Home Skip to main content

MPC Research Reports
Report Details

Title:Quantifying Mountain Basin Runoff Mechanisms for Better Hydrologic Design
Authors:Douglas D. Woolridge, Jeffrey D. Niemann, Mark A. Perry, Kallie E. Bauer, and William T. McCormick III
Publication Date:Sep 2020
Report #:MPC-20-419
Project #:MPC-537
TRID #:01753083
Keywords:dams, history, hydrology, mountains, river basins, runoff, simulation, storms, streamflow

 

Abstract

Hydrologic analyses are used for dam safety evaluations to determine the flow a dam must pass without failing. They are also used to evaluate bridge and culvert designs. Many current guidelines model flood runoff solely by an infiltration-excess mechanism. Saturation-excess runoff and subsurface stormflow mechanisms are known to be important for common events in forested regions, but few studies have analyzed their role for extreme events. The objectives of this study are to determine the active streamflow mechanisms for large historical storms and design storms in the Colorado Front Range and to propose methods to model these mechanisms that can be used by consultants. Hydrologic models were developed for five basins to simulate historical events in 1976, 1997, and 2013. The model results show saturation-excess was the dominant mechanism during the 2013 storm, which had a long duration and low rainfall intensities. Infiltration-excess runoff was dominant for the 1976 storm, which had a short duration and high intensities. Surface runoff was not observed during the 1997 storm. Similarly, infiltration-excess dominates for short duration design storms, and saturation-excess dominates for longer design storms.Hydrologic analyses are used for dam safety evaluations to determine the flow a dam must pass without failing. They are also used to evaluate bridge and culvert designs. Many current guidelines model flood runoff solely by an infiltration-excess mechanism. Saturation-excess runoff and subsurface stormflow mechanisms are known to be important for common events in forested regions, but few studies have analyzed their role for extreme events. The objectives of this study are to determine the active streamflow mechanisms for large historical storms and design storms in the Colorado Front Range and to propose methods to model these mechanisms that can be used by consultants. Hydrologic models were developed for five basins to simulate historical events in 1976, 1997, and 2013. The model results show saturation-excess was the dominant mechanism during the 2013 storm, which had a long duration and low rainfall intensities. Infiltration-excess runoff was dominant for the 1976 storm, which had a short duration and high intensities. Surface runoff was not observed during the 1997 storm. Similarly, infiltration-excess dominates for short duration design storms, and saturation-excess dominates for longer design storms.
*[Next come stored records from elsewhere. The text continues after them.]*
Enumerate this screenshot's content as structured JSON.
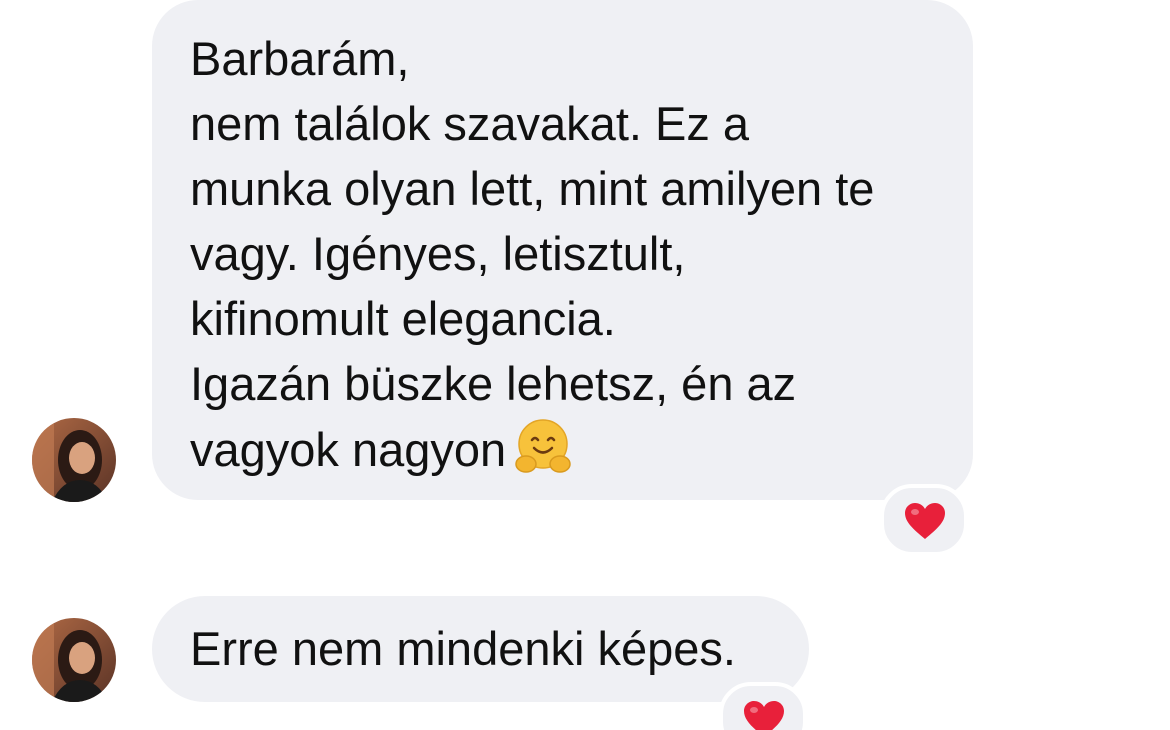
{
  "messages": [
    {
      "sender": "other",
      "lines": [
        "Barbarám,",
        "nem találok szavakat. Ez a",
        "munka olyan lett, mint amilyen te",
        "vagy. Igényes, letisztult,",
        "kifinomult elegancia.",
        "Igazán büszke lehetsz, én az",
        "vagyok nagyon"
      ],
      "emoji": "hugging-face-emoji",
      "reaction": "heart-icon"
    },
    {
      "sender": "other",
      "text": "Erre nem mindenki képes.",
      "reaction": "heart-icon"
    }
  ],
  "colors": {
    "bubble_bg": "#eff0f4",
    "text": "#111111",
    "heart": "#e8203a"
  }
}
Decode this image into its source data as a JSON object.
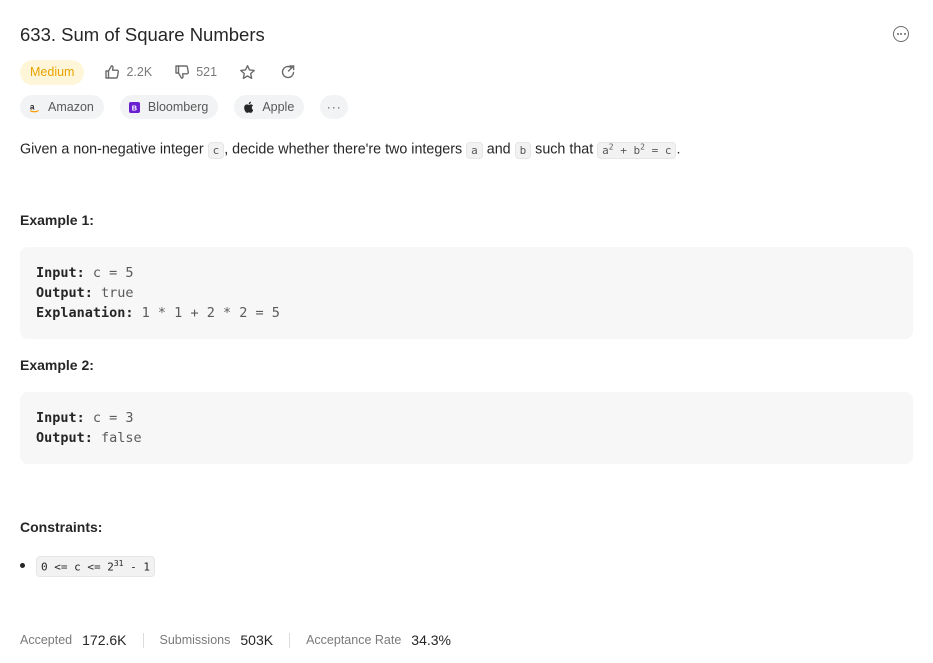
{
  "problem": {
    "title": "633. Sum of Square Numbers",
    "difficulty": "Medium",
    "likes": "2.2K",
    "dislikes": "521"
  },
  "tags": [
    {
      "label": "Amazon"
    },
    {
      "label": "Bloomberg"
    },
    {
      "label": "Apple"
    }
  ],
  "tags_more": "···",
  "description": {
    "p1": "Given a non-negative integer ",
    "c_var": "c",
    "p2": ", decide whether there're two integers ",
    "a_var": "a",
    "p3": " and ",
    "b_var": "b",
    "p4": " such that ",
    "eq_a": "a",
    "eq_sup1": "2",
    "eq_mid": " + b",
    "eq_sup2": "2",
    "eq_end": " = c",
    "p5": "."
  },
  "example1": {
    "heading": "Example 1:",
    "input_label": "Input:",
    "input_value": " c = 5",
    "output_label": "Output:",
    "output_value": " true",
    "explanation_label": "Explanation:",
    "explanation_value": " 1 * 1 + 2 * 2 = 5"
  },
  "example2": {
    "heading": "Example 2:",
    "input_label": "Input:",
    "input_value": " c = 3",
    "output_label": "Output:",
    "output_value": " false"
  },
  "constraints": {
    "heading": "Constraints:",
    "item_pre": "0 <= c <= 2",
    "item_sup": "31",
    "item_post": " - 1"
  },
  "footer": {
    "accepted_label": "Accepted",
    "accepted_value": "172.6K",
    "submissions_label": "Submissions",
    "submissions_value": "503K",
    "acceptance_label": "Acceptance Rate",
    "acceptance_value": "34.3%"
  },
  "colors": {
    "difficulty_text": "#e8a200",
    "difficulty_bg": "#fff6d9",
    "bloomberg": "#6a1fd1",
    "amazon": "#ff9900"
  },
  "icons": [
    "more-options-icon",
    "thumbs-up-icon",
    "thumbs-down-icon",
    "star-icon",
    "share-icon",
    "amazon-logo-icon",
    "bloomberg-logo-icon",
    "apple-logo-icon"
  ]
}
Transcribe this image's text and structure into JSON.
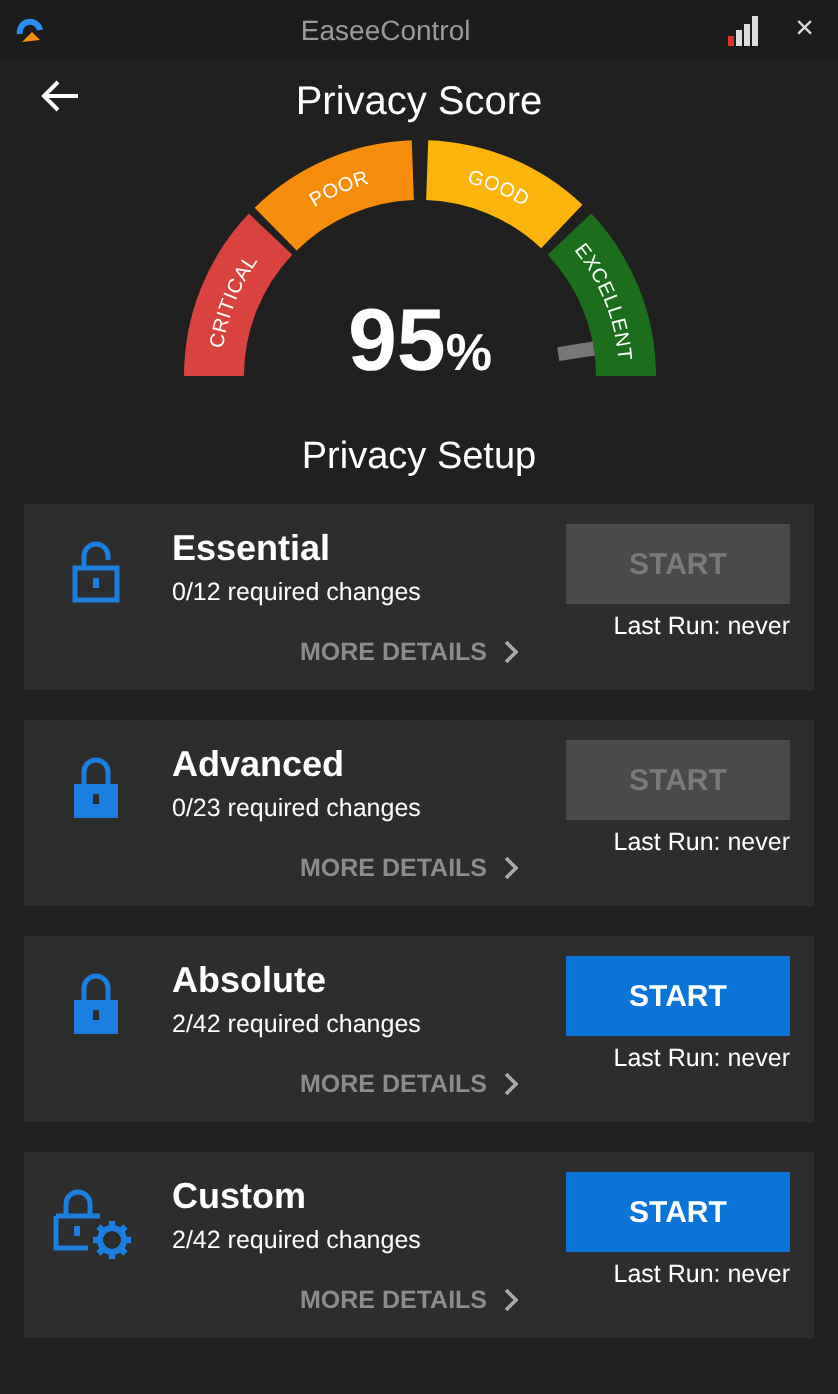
{
  "window": {
    "title": "EaseeControl",
    "close": "×"
  },
  "header": {
    "title": "Privacy Score"
  },
  "gauge": {
    "score": "95",
    "unit": "%",
    "segments": [
      {
        "label": "CRITICAL",
        "color": "#d9423f"
      },
      {
        "label": "POOR",
        "color": "#f68d0c"
      },
      {
        "label": "GOOD",
        "color": "#fbb40a"
      },
      {
        "label": "EXCELLENT",
        "color": "#1c6e1c"
      }
    ]
  },
  "section_title": "Privacy Setup",
  "profiles": [
    {
      "name": "Essential",
      "changes": "0/12 required changes",
      "kind": "open",
      "button": "START",
      "disabled": true,
      "last_run": "Last Run: never",
      "details": "MORE DETAILS"
    },
    {
      "name": "Advanced",
      "changes": "0/23 required changes",
      "kind": "locked",
      "button": "START",
      "disabled": true,
      "last_run": "Last Run: never",
      "details": "MORE DETAILS"
    },
    {
      "name": "Absolute",
      "changes": "2/42 required changes",
      "kind": "locked",
      "button": "START",
      "disabled": false,
      "last_run": "Last Run: never",
      "details": "MORE DETAILS"
    },
    {
      "name": "Custom",
      "changes": "2/42 required changes",
      "kind": "custom",
      "button": "START",
      "disabled": false,
      "last_run": "Last Run: never",
      "details": "MORE DETAILS"
    }
  ]
}
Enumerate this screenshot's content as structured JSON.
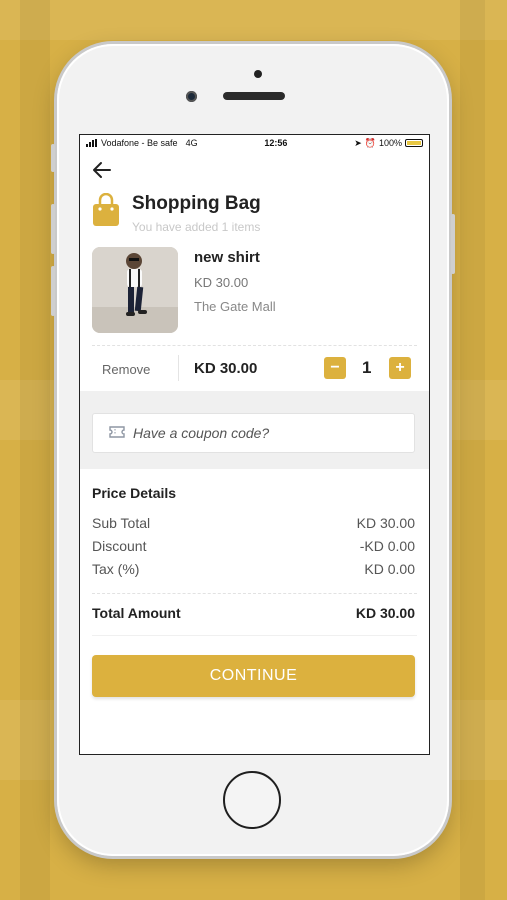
{
  "colors": {
    "accent": "#dcb13e",
    "background": "#d7b046"
  },
  "status_bar": {
    "carrier": "Vodafone - Be safe",
    "network": "4G",
    "time": "12:56",
    "battery": "100%"
  },
  "header": {
    "back_icon": "arrow-left-icon",
    "bag_icon": "shopping-bag-icon",
    "title": "Shopping Bag",
    "subtitle": "You have added 1 items"
  },
  "cart_item": {
    "name": "new shirt",
    "price": "KD 30.00",
    "store": "The Gate Mall",
    "remove_label": "Remove",
    "line_price": "KD 30.00",
    "quantity": "1",
    "minus_label": "−",
    "plus_label": "+"
  },
  "coupon": {
    "icon": "ticket-icon",
    "placeholder": "Have a coupon code?"
  },
  "price_details": {
    "title": "Price Details",
    "rows": [
      {
        "label": "Sub Total",
        "value": "KD 30.00"
      },
      {
        "label": "Discount",
        "value": "-KD 0.00"
      },
      {
        "label": "Tax (%)",
        "value": "KD 0.00"
      }
    ],
    "total_label": "Total Amount",
    "total_value": "KD 30.00"
  },
  "continue_label": "CONTINUE"
}
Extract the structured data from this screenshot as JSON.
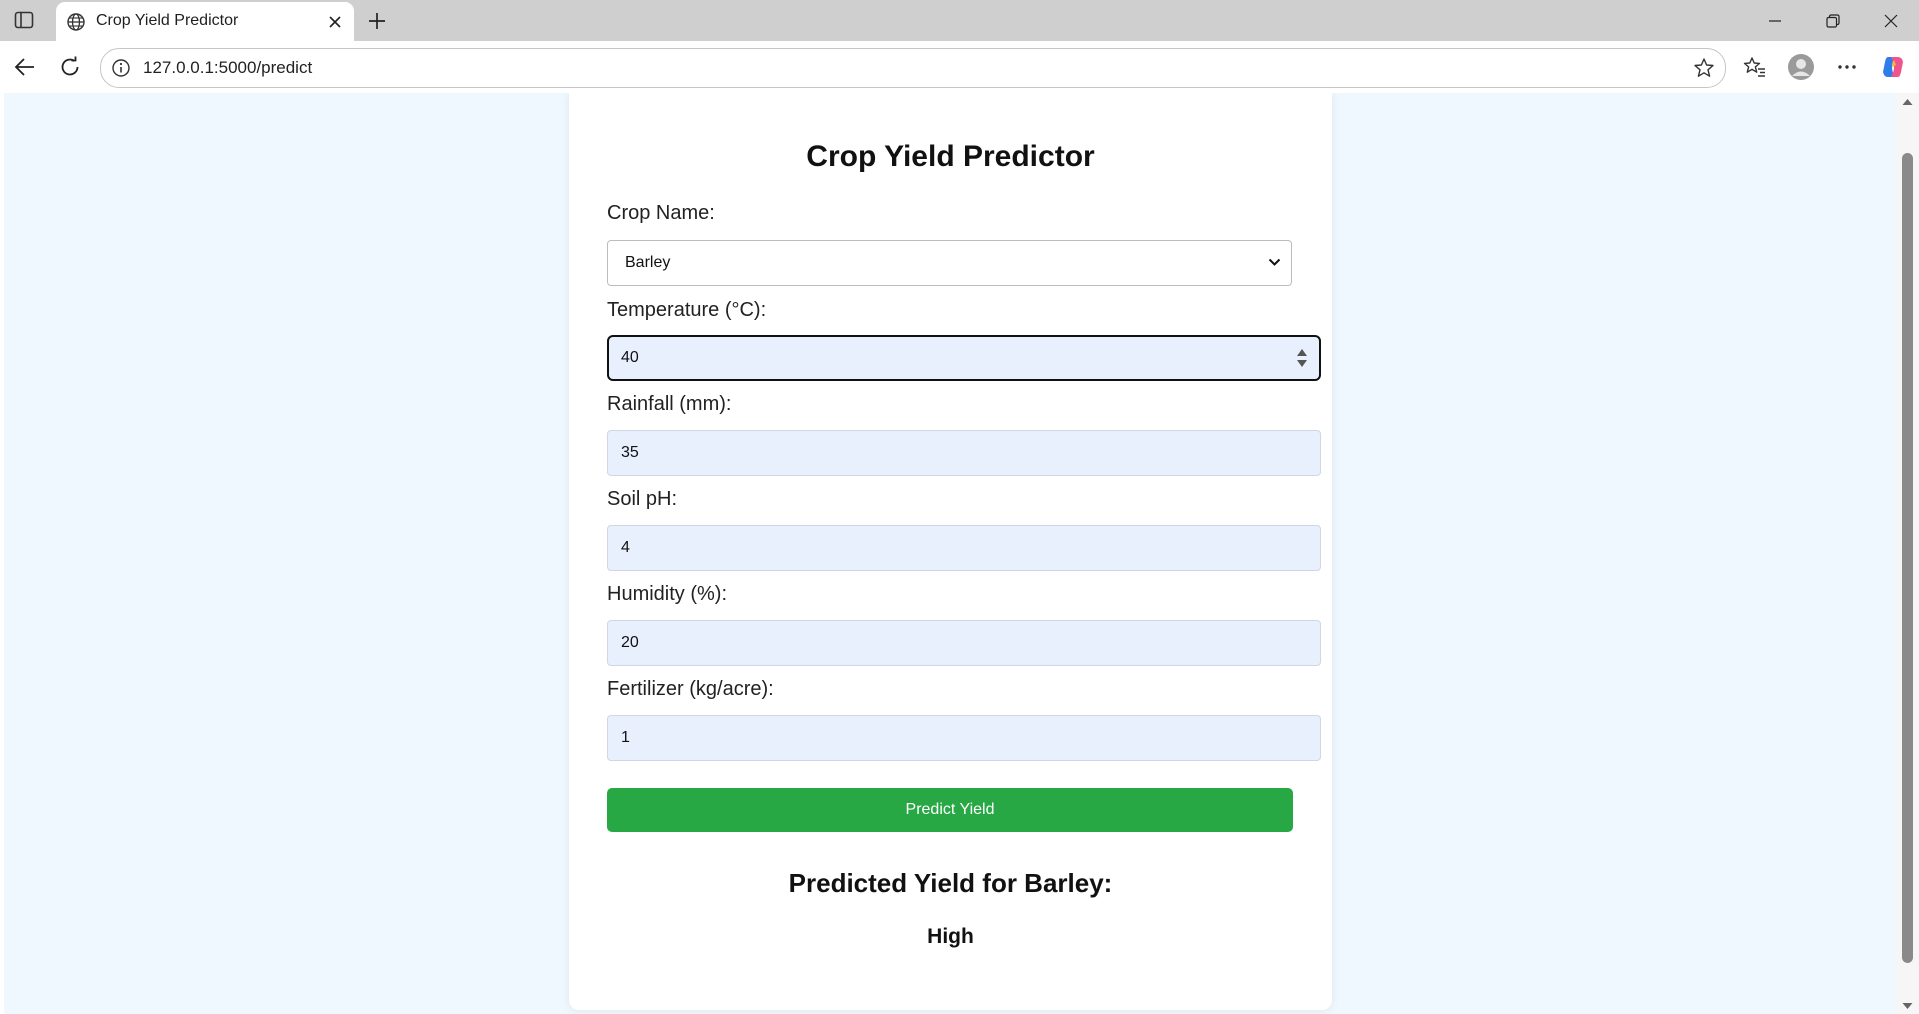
{
  "browser": {
    "tab_title": "Crop Yield Predictor",
    "url": "127.0.0.1:5000/predict"
  },
  "form": {
    "title": "Crop Yield Predictor",
    "crop": {
      "label": "Crop Name:",
      "value": "Barley"
    },
    "temperature": {
      "label": "Temperature (°C):",
      "value": "40"
    },
    "rainfall": {
      "label": "Rainfall (mm):",
      "value": "35"
    },
    "soil_ph": {
      "label": "Soil pH:",
      "value": "4"
    },
    "humidity": {
      "label": "Humidity (%):",
      "value": "20"
    },
    "fertilizer": {
      "label": "Fertilizer (kg/acre):",
      "value": "1"
    },
    "submit_label": "Predict Yield"
  },
  "result": {
    "title": "Predicted Yield for Barley:",
    "value": "High"
  },
  "colors": {
    "page_bg": "#f0f8ff",
    "input_bg": "#e8f0fe",
    "button": "#28a745"
  }
}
How to Cite

Woolridge, Douglas D., Jeffrey D. Niemann, Mark A. Perry, Kallie E. Bauer, and William T. McCormick III. Quantifying Mountain Basin Runoff Mechanisms for Better Hydrologic Design, MPC-20-419. North Dakota State University - Upper Great Plains Transportation Institute, Fargo: Mountain-Plains Consortium, 2020.

NDSU Dept 2880P.O. Box 6050Fargo, ND 58108-6050
(701)231-7767ndsu.ugpti@ndsu.edu